## How to complete this task
Check each line below for the word "http" and give the number of lines that have it, nothing more.

## Dataset entries
----------------------------------------

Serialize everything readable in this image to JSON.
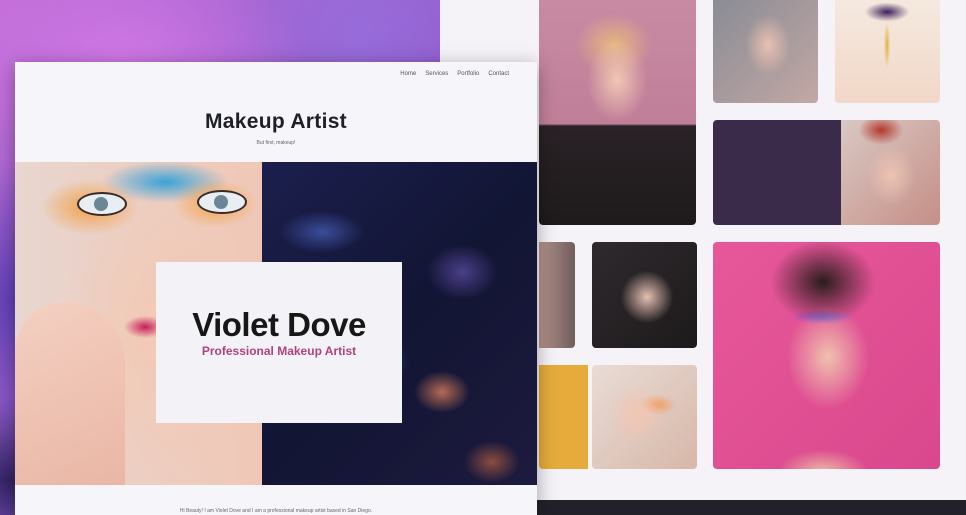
{
  "front": {
    "nav": [
      "Home",
      "Services",
      "Portfolio",
      "Contact"
    ],
    "title": "Makeup Artist",
    "tagline": "But first, makeup!",
    "card": {
      "name": "Violet Dove",
      "role": "Professional Makeup Artist"
    },
    "intro": "Hi Beauty! I am Violet Dove and I am a professional makeup artist based in San Diego."
  },
  "colors": {
    "accent": "#b0437a",
    "title": "#1f1f2a",
    "gallery_bg": "#f5f3f8",
    "dark_panel": "#3a2b4a",
    "pink_panel": "#e25597",
    "yellow_panel": "#e5ab3b"
  }
}
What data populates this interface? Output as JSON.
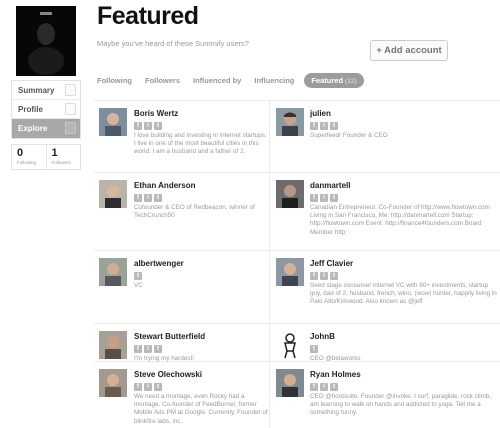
{
  "sidebar": {
    "items": [
      {
        "label": "Summary",
        "icon": "document-icon",
        "active": false
      },
      {
        "label": "Profile",
        "icon": "person-icon",
        "active": false
      },
      {
        "label": "Explore",
        "icon": "explore-icon",
        "active": true
      }
    ],
    "stats": [
      {
        "value": "0",
        "label": "Following"
      },
      {
        "value": "1",
        "label": "Followers"
      }
    ]
  },
  "header": {
    "title": "Featured",
    "subtitle": "Maybe you've heard of these Summify users?",
    "add_account_label": "+ Add account"
  },
  "tabs": [
    {
      "label": "Following",
      "active": false
    },
    {
      "label": "Followers",
      "active": false
    },
    {
      "label": "Influenced by",
      "active": false
    },
    {
      "label": "Influencing",
      "active": false
    },
    {
      "label": "Featured",
      "count": "(12)",
      "active": true
    }
  ],
  "users": [
    {
      "name": "Boris Wertz",
      "networks": [
        "f",
        "l",
        "t"
      ],
      "bio": "I love building and investing in internet startups. I live in one of the most beautiful cities in this world. I am a husband and a father of 2."
    },
    {
      "name": "julien",
      "networks": [
        "f",
        "l",
        "t"
      ],
      "bio": "Superfeedr Founder & CEO"
    },
    {
      "name": "Ethan Anderson",
      "networks": [
        "f",
        "l",
        "t"
      ],
      "bio": "Cofounder & CEO of Redbeacon, winner of TechCrunch50"
    },
    {
      "name": "danmartell",
      "networks": [
        "f",
        "l",
        "t"
      ],
      "bio": "Canadian Entrepreneur, Co-Founder of http://www.flowtown.com Living in San Francisco, Me: http://danmartell.com Startup: http://flowtown.com Event: http://finance4founders.com Board Member http:"
    },
    {
      "name": "albertwenger",
      "networks": [
        "t"
      ],
      "bio": "VC"
    },
    {
      "name": "Jeff Clavier",
      "networks": [
        "f",
        "l",
        "t"
      ],
      "bio": "Seed stage consumer internet VC with 80+ investments, startup guy, dad of 2, husband, french, wino, (wow) hunter, happily living in Palo Alto/Kirkwood. Also known as @jeff"
    },
    {
      "name": "Stewart Butterfield",
      "networks": [
        "f",
        "l",
        "t"
      ],
      "bio": "I'm trying my hardest!"
    },
    {
      "name": "JohnB",
      "networks": [
        "t"
      ],
      "bio": "CEO @betaworks"
    },
    {
      "name": "Steve Olechowski",
      "networks": [
        "f",
        "l",
        "t"
      ],
      "bio": "We need a montage, even Rocky had a montage. Co-founder of FeedBurner, former Mobile Ads PM at Google. Currently, Founder of blinkfire labs, inc."
    },
    {
      "name": "Ryan Holmes",
      "networks": [
        "f",
        "l",
        "t"
      ],
      "bio": "CEO @hootsuite, Founder @invoke. I surf, paraglide, rock climb, am learning to walk on hands and addicted to yoga. Tell me a something funny."
    }
  ],
  "colors": {
    "active_background": "#a8a8a8",
    "muted_text": "#999999",
    "title_text": "#111111"
  }
}
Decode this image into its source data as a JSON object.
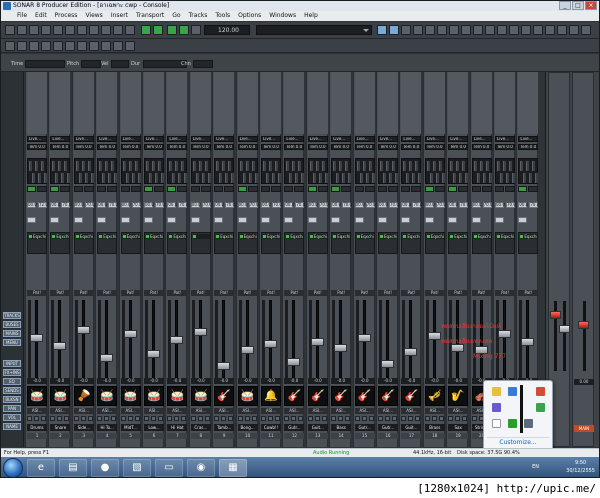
{
  "window": {
    "title": "SONAR 8 Producer Edition - [อาเฉพาะ cwp - Console]",
    "buttons": [
      "_",
      "□",
      "×"
    ]
  },
  "menu": [
    "File",
    "Edit",
    "Process",
    "Views",
    "Insert",
    "Transport",
    "Go",
    "Tracks",
    "Tools",
    "Options",
    "Windows",
    "Help"
  ],
  "toolbar": {
    "tempo": "120.00",
    "project_selector": ""
  },
  "fields": {
    "time": "Time",
    "pitch": "Pitch",
    "vel": "Vel",
    "dur": "Dur",
    "chn": "Chn"
  },
  "left_strip": [
    "TRACKS",
    "BUSES",
    "MAINS",
    "MENU",
    "INPUT",
    "FX+INS",
    "EQ",
    "SENDS",
    "BLKSN",
    "PAN",
    "VOL",
    "NAME"
  ],
  "strips": [
    {
      "input": "Live...",
      "output": "Tem 0.0",
      "num1": "00.0",
      "num2": "72.0",
      "fx": "Eqxchi",
      "pan": "Pat!",
      "vol": "-0.0",
      "icon": "🥁",
      "out": "ASI...",
      "name": "Drums",
      "chn": "1"
    },
    {
      "input": "Live...",
      "output": "Tem 0.0",
      "num1": "00.0",
      "num2": "70.0",
      "fx": "Eqxchi",
      "pan": "Pat!",
      "vol": "-0.0",
      "icon": "🥁",
      "out": "ASI...",
      "name": "Snare",
      "chn": "2"
    },
    {
      "input": "Live...",
      "output": "Tem 0.0",
      "num1": "00.0",
      "num2": "70.0",
      "fx": "Eqxchi",
      "pan": "Pat!",
      "vol": "-0.0",
      "icon": "🪘",
      "out": "ASI...",
      "name": "Side...",
      "chn": "3"
    },
    {
      "input": "Live...",
      "output": "Tem 0.0",
      "num1": "00.0",
      "num2": "70.0",
      "fx": "Eqxchi",
      "pan": "Pat!",
      "vol": "-0.0",
      "icon": "🥁",
      "out": "ASI...",
      "name": "Hi To...",
      "chn": "4"
    },
    {
      "input": "Live...",
      "output": "Tem 0.0",
      "num1": "00.0",
      "num2": "70.0",
      "fx": "Eqxchi",
      "pan": "Pat!",
      "vol": "-0.0",
      "icon": "🥁",
      "out": "ASI...",
      "name": "MidT...",
      "chn": "5"
    },
    {
      "input": "Live...",
      "output": "Tem 0.0",
      "num1": "00.0",
      "num2": "70.0",
      "fx": "Eqxchi",
      "pan": "Pat!",
      "vol": "-0.0",
      "icon": "🥁",
      "out": "ASI...",
      "name": "Low...",
      "chn": "6"
    },
    {
      "input": "Live...",
      "output": "Tem 0.0",
      "num1": "00.0",
      "num2": "70.0",
      "fx": "Eqxchi",
      "pan": "Pat!",
      "vol": "-0.0",
      "icon": "🥁",
      "out": "ASI...",
      "name": "Hi Hat",
      "chn": "7"
    },
    {
      "input": "Live...",
      "output": "Tem 0.0",
      "num1": "00.0",
      "num2": "70.0",
      "fx": "",
      "pan": "Pat!",
      "vol": "-0.0",
      "icon": "🥁",
      "out": "ASI...",
      "name": "Cras...",
      "chn": "8"
    },
    {
      "input": "Live...",
      "output": "Tem 0.0",
      "num1": "00.0",
      "num2": "70.0",
      "fx": "Eqxchi",
      "pan": "Pat!",
      "vol": "-0.0",
      "icon": "🎸",
      "out": "ASI...",
      "name": "Tamb...",
      "chn": "9"
    },
    {
      "input": "Live...",
      "output": "Tem 0.0",
      "num1": "00.0",
      "num2": "70.0",
      "fx": "Eqxchi",
      "pan": "Pat!",
      "vol": "-0.0",
      "icon": "🥁",
      "out": "ASI...",
      "name": "Bong...",
      "chn": "10"
    },
    {
      "input": "Live...",
      "output": "Tem 0.0",
      "num1": "00.0",
      "num2": "70.0",
      "fx": "Eqxchi",
      "pan": "Pat!",
      "vol": "-0.0",
      "icon": "🔔",
      "out": "ASI...",
      "name": "Cowb!!",
      "chn": "11"
    },
    {
      "input": "Live...",
      "output": "Tem 0.0",
      "num1": "00.0",
      "num2": "70.0",
      "fx": "Eqxchi",
      "pan": "Pat!",
      "vol": "-0.0",
      "icon": "🎸",
      "out": "ASI...",
      "name": "Gutr...",
      "chn": "12"
    },
    {
      "input": "Live...",
      "output": "Tem 0.0",
      "num1": "00.0",
      "num2": "70.0",
      "fx": "Eqxchi",
      "pan": "Pat!",
      "vol": "-0.0",
      "icon": "🎸",
      "out": "ASI...",
      "name": "Guit...",
      "chn": "13"
    },
    {
      "input": "Live...",
      "output": "Tem 0.0",
      "num1": "00.0",
      "num2": "70.0",
      "fx": "Eqxchi",
      "pan": "Pat!",
      "vol": "-0.0",
      "icon": "🎸",
      "out": "ASI...",
      "name": "Bass",
      "chn": "14"
    },
    {
      "input": "Live...",
      "output": "Tem 0.0",
      "num1": "00.0",
      "num2": "70.0",
      "fx": "Eqxchi",
      "pan": "Pat!",
      "vol": "-0.0",
      "icon": "🎸",
      "out": "ASI...",
      "name": "Gutr...",
      "chn": "15"
    },
    {
      "input": "Live...",
      "output": "Tem 0.0",
      "num1": "00.0",
      "num2": "70.0",
      "fx": "Eqxchi",
      "pan": "Pat!",
      "vol": "-0.0",
      "icon": "🎸",
      "out": "ASI...",
      "name": "Gutr...",
      "chn": "16"
    },
    {
      "input": "Live...",
      "output": "Tem 0.0",
      "num1": "00.0",
      "num2": "70.0",
      "fx": "Eqxchi",
      "pan": "Pat!",
      "vol": "-0.0",
      "icon": "🎸",
      "out": "ASI...",
      "name": "Guit...",
      "chn": "17"
    },
    {
      "input": "Live...",
      "output": "Tem 0.0",
      "num1": "00.0",
      "num2": "70.0",
      "fx": "Eqxchi",
      "pan": "Pat!",
      "vol": "-0.0",
      "icon": "🎺",
      "out": "ASI...",
      "name": "Brass",
      "chn": "18"
    },
    {
      "input": "Live...",
      "output": "Tem 0.0",
      "num1": "00.0",
      "num2": "70.0",
      "fx": "Eqxchi",
      "pan": "Pat!",
      "vol": "-0.0",
      "icon": "🎷",
      "out": "ASI...",
      "name": "Sax",
      "chn": "19"
    },
    {
      "input": "Live...",
      "output": "Tem 0.0",
      "num1": "00.0",
      "num2": "70.0",
      "fx": "Eqxchi",
      "pan": "Pat!",
      "vol": "-0.0",
      "icon": "🎻",
      "out": "ASI...",
      "name": "Strin...",
      "chn": "20"
    },
    {
      "input": "Live...",
      "output": "Tem 0.0",
      "num1": "00.0",
      "num2": "70.0",
      "fx": "Eqxchi",
      "pan": "Pat!",
      "vol": "-0.0",
      "icon": "🎹",
      "out": "ASI...",
      "name": "Piano",
      "chn": "21"
    },
    {
      "input": "Live...",
      "output": "Tem 0.0",
      "num1": "00.0",
      "num2": "70.0",
      "fx": "Eqxchi",
      "pan": "Pat!",
      "vol": "-0.0",
      "icon": "🎹",
      "out": "ASI...",
      "name": "Synth",
      "chn": "22"
    }
  ],
  "master": {
    "label": "Mas...",
    "out": "MAIN",
    "value": "0.00"
  },
  "red_text": [
    "ทดสอบเสียงกลองไม้แท้",
    "ทดสอบเสียงเพลงสด",
    "Mixing  777"
  ],
  "tray_popup": {
    "customize": "Customize..."
  },
  "status": {
    "left": "For Help, press F1",
    "center": "Audio Running",
    "rate": "44.1kHz, 16-bit",
    "disk": "Disk space: 37.5G 90.4%"
  },
  "taskbar": {
    "lang": "EN",
    "time": "9:50",
    "date": "30/12/2555"
  },
  "watermark": "[1280x1024] http://upic.me/"
}
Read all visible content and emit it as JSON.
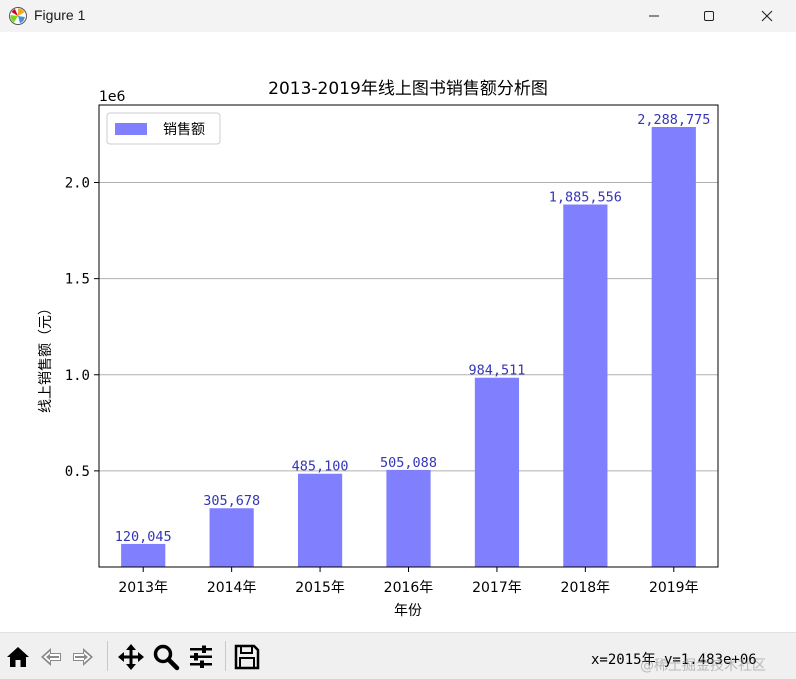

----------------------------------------

## Solution to the exercise
2